When people ask me if a food is good for them, it always reminds me of my lovely brother-in-law, Dan. Dan is my husband’s twin brother and alongside their obvious physical similarities, they share a few personality traits as well. For example, their obsession with dedication to things they love. When Jim or Dan decide on a project or hobby, they throw themselves into it full throttle and nothing else gets in the way. It’s really quite impressive (E.g. the time Jim discovered surfing and we ended up taking 3 years off work to live in the surf mecca of Bali).
So you can imagine the rigor with which Dan threw himself into a fitness plan when he decided to get into shape. This led to the inevitable conversations about diet….And that’s when the confusion (and the phone calls) started.
They all went something like this:
Me: (answering phone): “Hey Dan!”
Dan: “Hey. Are baked potatoes good for me?”
Dan: “I’m in the lunch queue! Should I eat a baked potato or not?!”
Me: “Errrrrr if you want….?!”
Dan: “But are they GOOD for me? – Jane says they are but Dave in production say’s they are really bad for me and will make me fat “
Dan: “Maybe I’ll have it without the cheese”
Dan: “Because I know cheese is bad for you”
Me: “Well, it’s not BAD for you…”
Dan: “So cheese is good for me?”
Me: “No, I mean, yes , I mean…it’s not really as simple as…..”
Dan: “Got to go! We’ll speak about this later! Byeeeeeee”
Me: “Ok” *Sigh*
Me: “Hey Dan!”
Dan: “Hey! Got to be quick, I’m at work. Should I eat bread?….”
And so it continued.
So, have you ever had the ‘good for me, bad for me’ conversation?

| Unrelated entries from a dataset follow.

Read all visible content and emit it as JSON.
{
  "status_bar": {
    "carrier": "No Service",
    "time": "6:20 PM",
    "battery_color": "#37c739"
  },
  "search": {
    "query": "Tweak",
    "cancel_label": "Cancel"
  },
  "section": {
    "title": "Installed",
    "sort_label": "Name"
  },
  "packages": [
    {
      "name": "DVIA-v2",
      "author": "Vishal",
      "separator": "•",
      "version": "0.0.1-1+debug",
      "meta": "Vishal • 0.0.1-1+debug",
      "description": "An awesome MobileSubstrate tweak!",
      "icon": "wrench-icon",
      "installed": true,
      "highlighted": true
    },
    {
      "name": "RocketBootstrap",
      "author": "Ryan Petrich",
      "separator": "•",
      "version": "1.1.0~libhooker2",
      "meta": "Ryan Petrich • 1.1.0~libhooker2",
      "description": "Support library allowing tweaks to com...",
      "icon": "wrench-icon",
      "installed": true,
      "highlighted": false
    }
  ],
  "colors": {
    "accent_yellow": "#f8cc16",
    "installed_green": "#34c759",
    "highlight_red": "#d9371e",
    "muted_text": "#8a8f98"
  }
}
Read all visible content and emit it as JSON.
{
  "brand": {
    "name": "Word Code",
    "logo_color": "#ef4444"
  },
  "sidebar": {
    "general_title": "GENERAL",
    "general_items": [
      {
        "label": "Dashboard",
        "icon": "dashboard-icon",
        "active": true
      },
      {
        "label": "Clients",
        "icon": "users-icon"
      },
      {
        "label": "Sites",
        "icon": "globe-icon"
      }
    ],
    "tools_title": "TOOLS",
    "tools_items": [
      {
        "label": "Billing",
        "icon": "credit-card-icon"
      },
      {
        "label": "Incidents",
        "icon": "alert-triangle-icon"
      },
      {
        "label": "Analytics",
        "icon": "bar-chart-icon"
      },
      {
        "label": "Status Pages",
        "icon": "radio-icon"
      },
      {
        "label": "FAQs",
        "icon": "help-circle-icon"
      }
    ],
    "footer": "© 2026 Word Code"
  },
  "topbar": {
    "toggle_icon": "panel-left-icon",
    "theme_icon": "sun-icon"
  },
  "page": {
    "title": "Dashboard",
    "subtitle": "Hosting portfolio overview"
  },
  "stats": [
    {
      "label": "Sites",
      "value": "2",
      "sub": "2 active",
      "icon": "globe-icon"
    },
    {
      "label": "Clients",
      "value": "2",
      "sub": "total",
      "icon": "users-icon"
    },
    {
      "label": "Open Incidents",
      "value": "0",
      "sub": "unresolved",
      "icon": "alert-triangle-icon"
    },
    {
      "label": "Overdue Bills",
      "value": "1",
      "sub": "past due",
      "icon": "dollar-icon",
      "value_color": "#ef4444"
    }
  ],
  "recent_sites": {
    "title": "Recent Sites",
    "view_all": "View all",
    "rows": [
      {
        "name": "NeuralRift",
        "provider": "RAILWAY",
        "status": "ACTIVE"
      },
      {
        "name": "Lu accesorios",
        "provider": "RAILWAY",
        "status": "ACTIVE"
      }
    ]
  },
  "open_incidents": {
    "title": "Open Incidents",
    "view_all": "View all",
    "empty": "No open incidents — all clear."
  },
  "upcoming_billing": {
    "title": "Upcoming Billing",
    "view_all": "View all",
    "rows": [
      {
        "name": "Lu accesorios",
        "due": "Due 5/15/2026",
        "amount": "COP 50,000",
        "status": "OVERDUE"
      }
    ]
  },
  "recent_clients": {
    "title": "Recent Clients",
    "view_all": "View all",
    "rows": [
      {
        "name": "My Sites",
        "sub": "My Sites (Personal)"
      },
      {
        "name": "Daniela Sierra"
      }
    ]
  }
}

Over time, messages about food and nutrition in the public domain have resulted in people categorising foods as ‘good’ or ‘bad’. It’s a vast oversimplification which can be pretty confusing. Take for example, the question ‘is whole grain bread good for me?’ Someone who follows a ‘vegetarian diet is likely to give a different answer to someone who follows a ‘Paleo’ diet. It’s very subjective. The answer you get often depends on who you ask, their dietary preferences and their experiences with food (not the needs of the individual asking the question).
This sort of thing can leave people frozen in the supermarket aisles (or in the case of my brother-in law, work lunch queues) wondering whether their current choices are right or wrong and how purchasing them might attach some sort of social stigma to their health.

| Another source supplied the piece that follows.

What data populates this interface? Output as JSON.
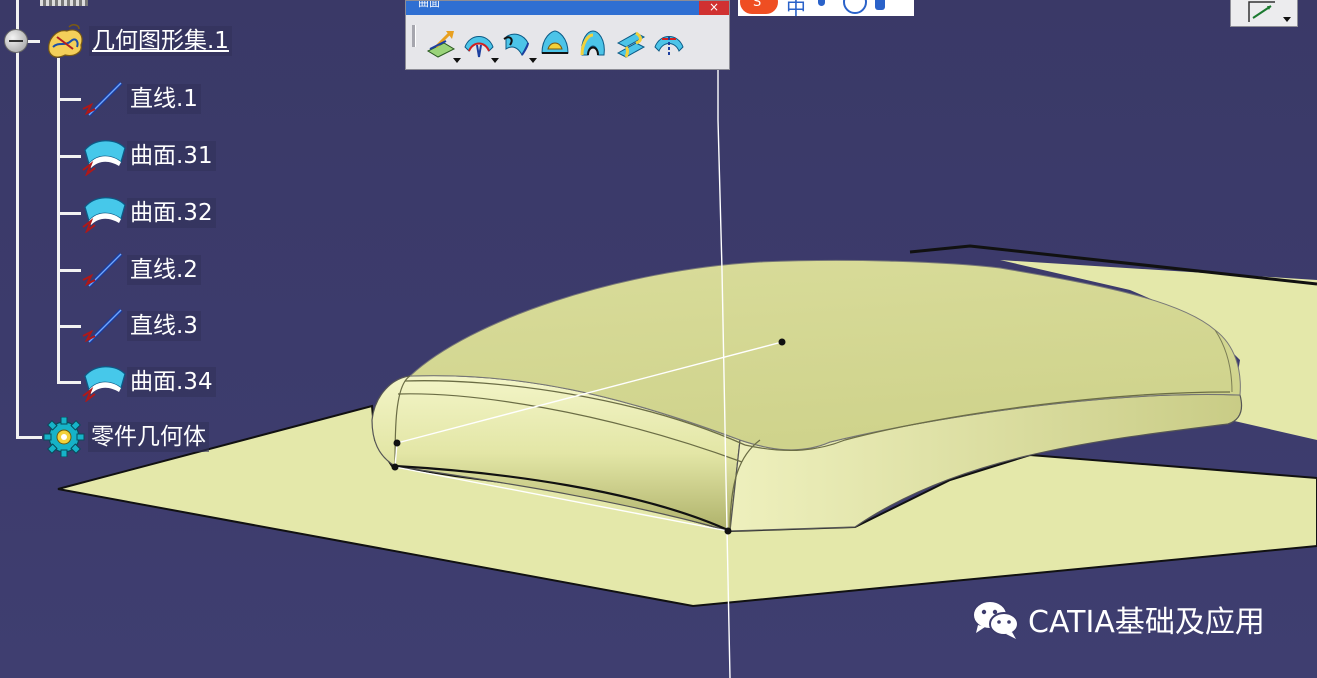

How did we come to this? It’s not good for anyone.
Let’s talk this through.
Public nutrition messages (from reputable sources) are important. But they are designed to reach the masses. There will always be an exception to the rule and someone it doesn’t apply to. For example, athletes whose exercising habits mean they may have higher carbohydrate requirements than an average person.
It doesn’t matter what dietary label you put on yourself (meat eating, vegetarian, vegan or ‘diet du jour’), a diet is not healthy, unless it promotes health in the individual. An ideal eating plan FOR YOU is one which provides a healthy balance of carbohydrates, protein, fats, vitamins, minerals and fibre in the context of your age, weight, health status and exercising habits. It shouldn’t be too expensive and it certainly shouldn’t cause you any social anxiety!
The matter is further confused by certain diet’s and their followers, demonizing, not just single foods, but whole food groups (the latest victim of which has been ‘carbs’). Cutting out food groups unnecessarily can lead to nutritional deficits and in the worst cases health problems and so should not be done lightly. I could write a whole post on this subject but Lindsay over at Healthy Haus Frau has summed the dangers of food fear mongering up fabulously. You can read her post here.
Picking single foods or food groups and categorizing them as ‘good’ or ‘bad’ particularly to whole populations doesn’t work.
So how do we deal with this?
If you’re faced with a dietary dilemma, remember that we don’t eat in terms of single foods. It’s not just about what you eat at this meal or what you ate at your last meal. It’s about the whole picture.
Instead of asking yourself; is this food good/bad for me?
Ask; How does this fit into my overall diet? Not just today, but this week/month? How does this contribute to my health?
Obviously, if it’s your second or third fizzy drink that day, you aren’t very active and you have eaten way more than you should this week, it’s probably not doing you any good. If you’re physically active, it fits within your energy needs and you’re having a coke as a one off treat after a busy day at work….it’s a different story.
Having things which you enjoy but consider ‘bad’ (unless you have an allergy or a health condition which prevents you from having it) every once in a while is not going to kill you. As boring as it sounds, moderation and balance, in the context of health and disease are key.
So, relax. Eat well. Stay active and allow yourself the occasional treat.
What’s your favorite ‘occasional’ food?!